For most engineers, establishing an upper limit for surface roughness is required as it is generally not desirable for mechanical application or aesthetic reasons. Sometimes, Ra specifications are used when human factors engineering requires “grippy-ness” on a handle or touchpad, for example. For a deeper dive on surface roughness parameters, check out ISO 25178.
Smoothing FDM Parts
The fused deposition modeling (FDM) process creates uneven layers during the print. There are quite a few options: Current smoothing methods include:
- Vapor smoothing
- Epoxy coating
- Metal plating
Each method has a specific effect on part tolerances, so be sure you understand any tradeoffs you might be making before initiating one of these smoothing processes.
Smoothing Stereolithography Parts
The stereolithography (SLA) process creates a much smoother surface right off the printer compared to FDM because it doesn’t rely on a filament-based approach. Two common methods for smoothing SLA parts include manual sanding and media blasting. Media blasting can be done with sand, grit, or ceramic beads. Often hand-sanding or a combination of both methods is required to achieve a uniform texture, and circular sanding motions work best. To achieve a higher polish, use a high-grit sandpaper.
Smoothing Selective Laser Sintering (SLS) and Multi Jet Fusion Parts

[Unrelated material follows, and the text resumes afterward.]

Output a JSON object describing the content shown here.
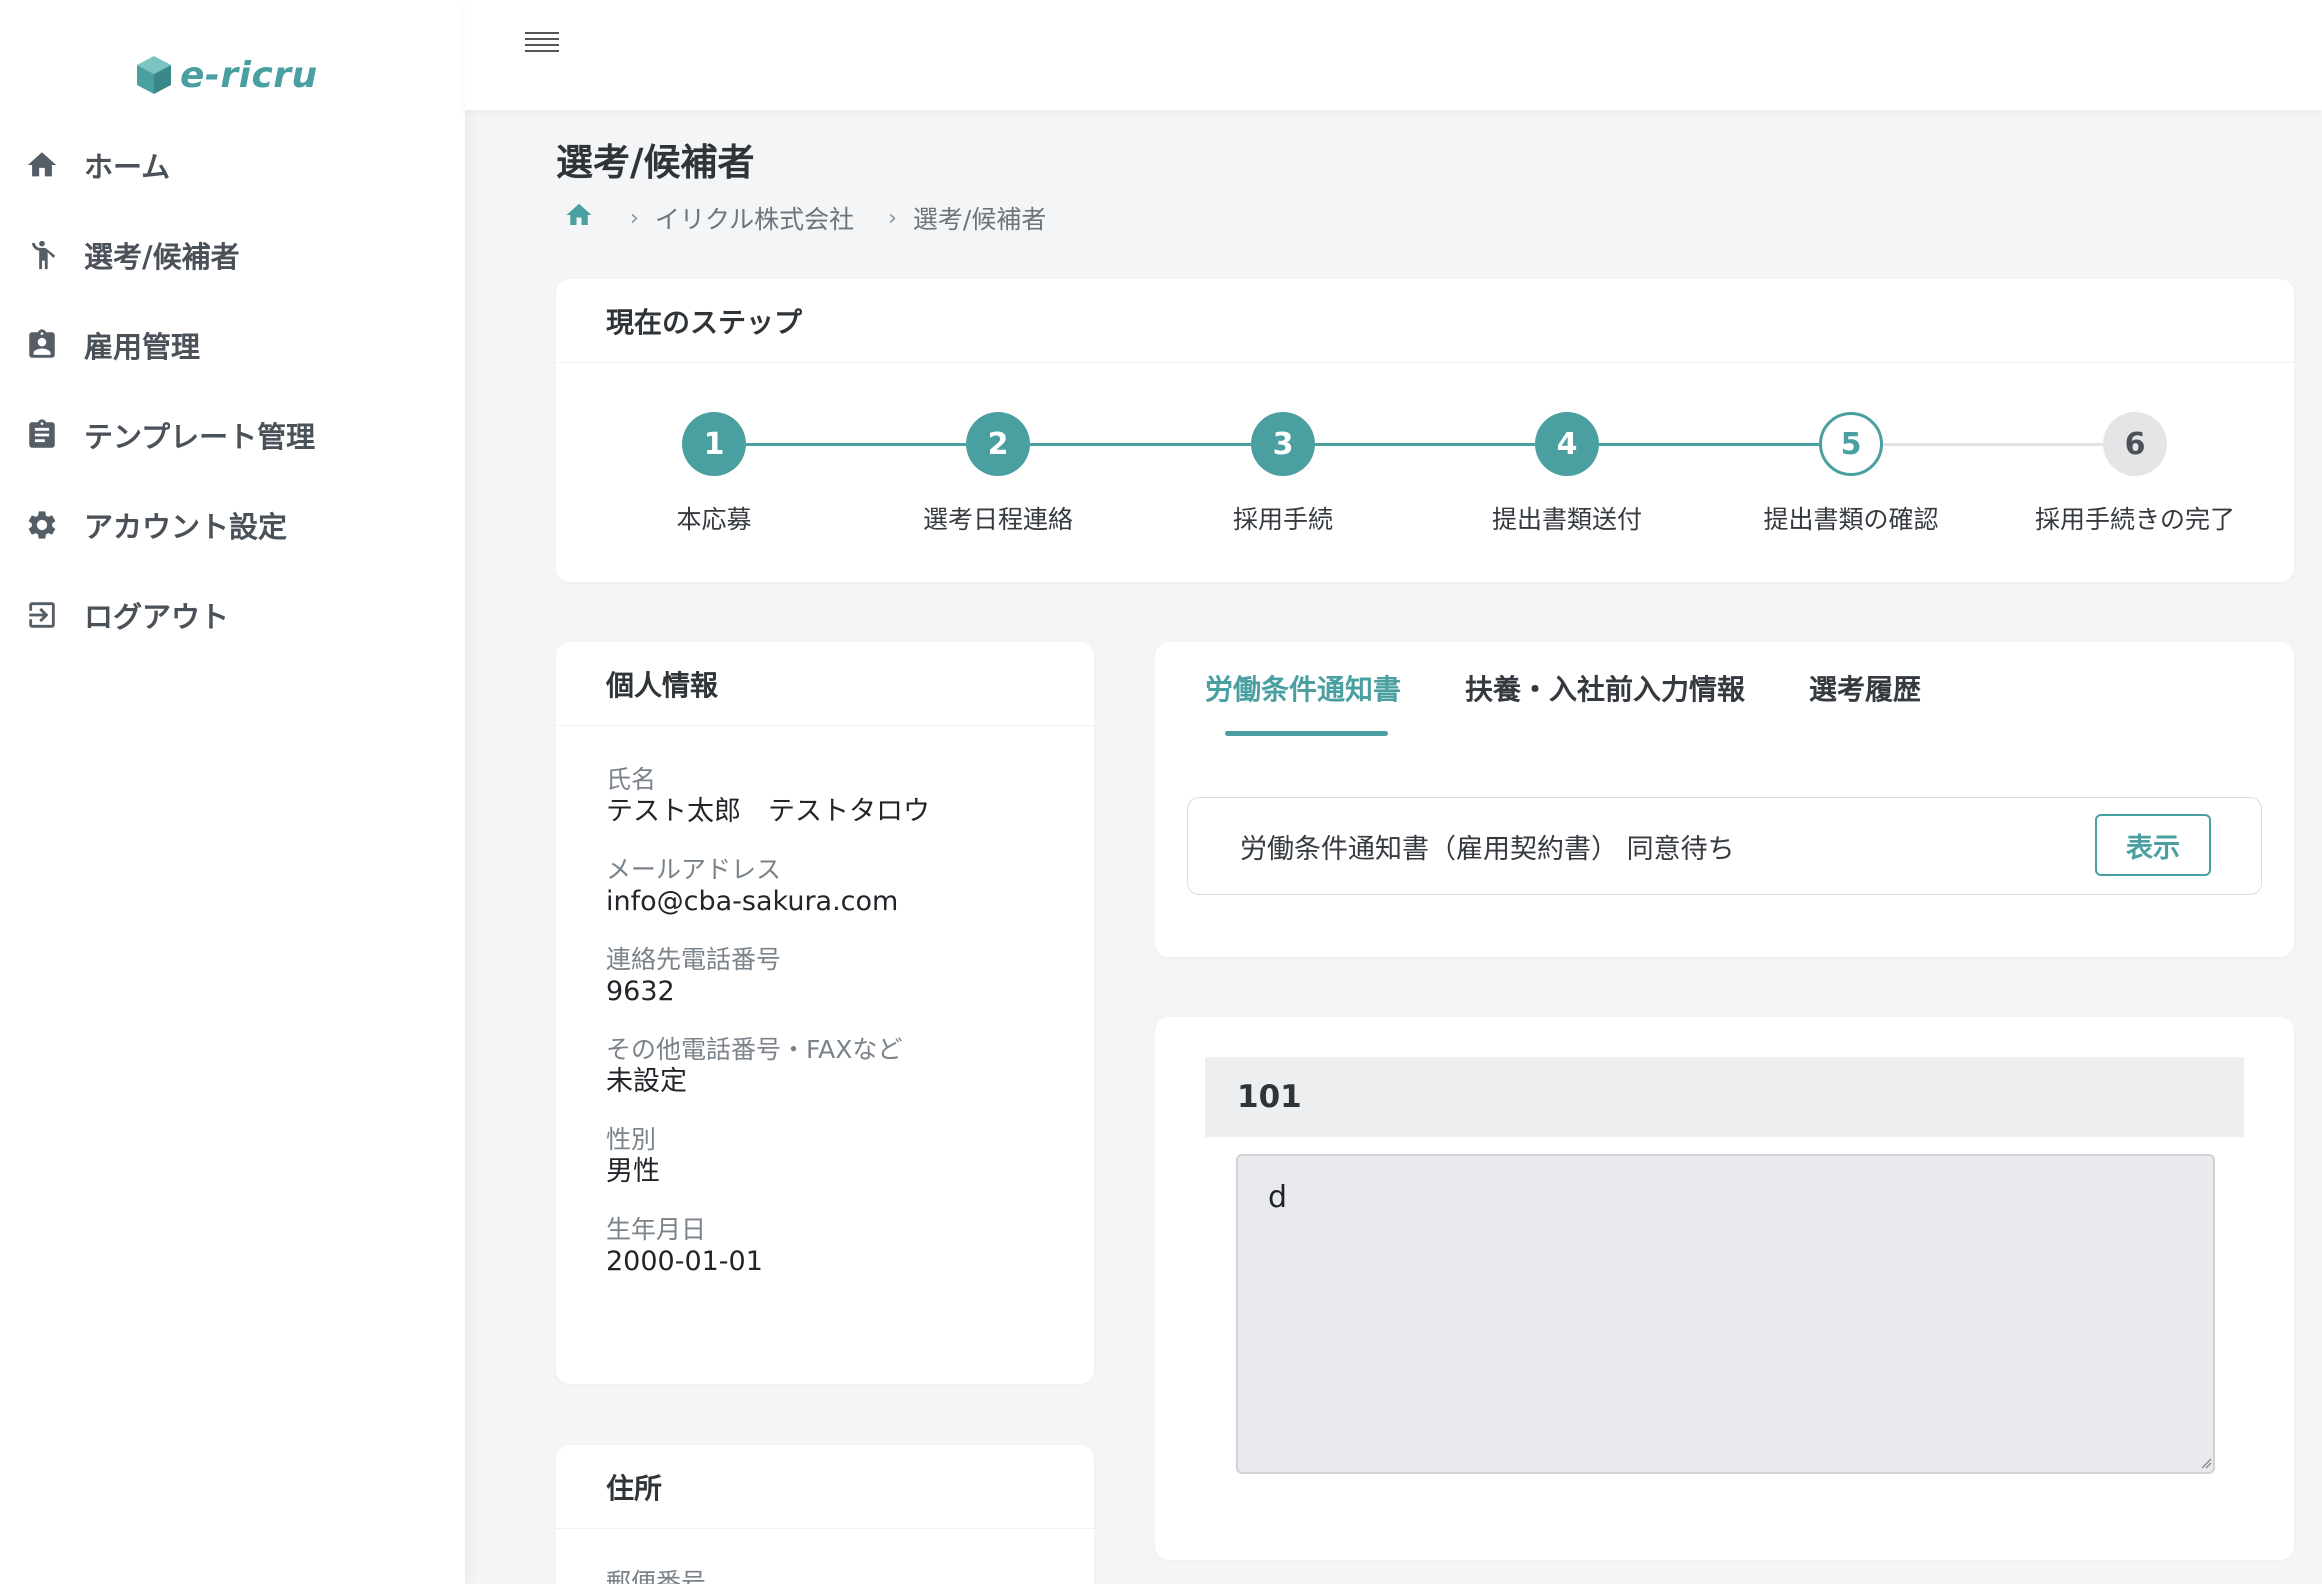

Powder-based printing processes like SLS and MJF can leverage manual sanding for functional applications. However, we have found that sandpaper doesn’t quite smooth these surfaces to our level of scrutiny, even with high grit paper, especially if a paint application is required. The result can feel smoother, but the texture changes to more of a velvet-like surface. It’s not a 1:1 comparison to the way SLA parts sand. Truly smoothing these materials is best achieved using machining.
Nylon and TPU parts also rely on additional techniques such as chemical or vapor smoothing to essentially melt the surface into a uniform texture. This method is becoming more widespread. We always dye our MJF parts black to create a uniform aesthetic appearance. If you want a smoothly painted SLS or MJF part, it’s best to start with a heavy layer of primer to seal the material. The primer can be smoothed out before paint application occurs.
Smoothing Metal 3D-Printed Parts
Whether you’re printing or machining metal parts, smooth surfaces are expected. With additive manufacturing, post-print machining is one way to achieve take off those rough edges. Other possibilities include:
- Shot peening the entire part, or you can polish or burnish specific regions of the part
- Electrochemical polishing or etching
- Vibratory finishing, tumbling and centrifugal finishing are also good ways of smoothing out surfaces. Like media blasting and shot peening, these processes work well for finishing external surfaces, but accessing internal surfaces and channels can be challenging.
- Abrasive flow machining (also known as extrude hone) for interior wall smoothness. This uses an abrasive media that essentially erodes and deburrs internal pathways.
- Isotropic superfinishing, which uses vibration and polishing to give the part a mirrorlike finish
It should be noted that there are some cases where rough surfaces and maximizing overall surface area are integral to a part design. One of the most cited examples is a structural implant that requires osteointegration (bone growth into an implant) to achieve its function. Stryker is one company that is pioneering what additive porous implant design can achieve.
Controlling the surface finish of additive parts and automating the process are both advancing at rapid speeds and we’re excited to see what additional processes take off in the next five years. For a back pocket resource, check out our 3D Printing Surface Finish Guide to see closeup examples of parts and surface finishes that we can produce using each of our 3D printing technologies.